Below are records. Find each line in them that holds the word "icon" and copy it.

● ● ● ● ● ● ●

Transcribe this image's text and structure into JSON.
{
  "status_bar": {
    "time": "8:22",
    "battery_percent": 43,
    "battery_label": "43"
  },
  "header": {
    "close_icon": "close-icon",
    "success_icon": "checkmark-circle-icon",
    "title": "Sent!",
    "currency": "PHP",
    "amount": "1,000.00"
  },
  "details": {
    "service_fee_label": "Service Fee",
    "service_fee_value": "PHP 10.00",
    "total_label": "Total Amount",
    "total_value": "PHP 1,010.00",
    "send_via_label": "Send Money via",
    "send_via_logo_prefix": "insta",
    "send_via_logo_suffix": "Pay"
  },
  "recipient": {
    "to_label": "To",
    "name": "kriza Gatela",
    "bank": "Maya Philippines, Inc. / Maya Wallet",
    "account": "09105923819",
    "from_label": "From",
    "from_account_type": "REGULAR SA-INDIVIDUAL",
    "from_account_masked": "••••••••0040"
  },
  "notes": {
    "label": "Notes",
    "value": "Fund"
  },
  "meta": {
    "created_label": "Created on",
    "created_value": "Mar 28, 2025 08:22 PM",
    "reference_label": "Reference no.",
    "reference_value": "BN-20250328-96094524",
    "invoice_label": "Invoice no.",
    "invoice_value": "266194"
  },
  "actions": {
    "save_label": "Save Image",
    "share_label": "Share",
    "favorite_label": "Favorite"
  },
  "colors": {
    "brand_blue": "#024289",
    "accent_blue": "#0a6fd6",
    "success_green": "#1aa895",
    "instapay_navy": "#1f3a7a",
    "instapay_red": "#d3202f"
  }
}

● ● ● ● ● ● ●

Exercise solution:
    "close_icon": "close-icon",
    "success_icon": "checkmark-circle-icon",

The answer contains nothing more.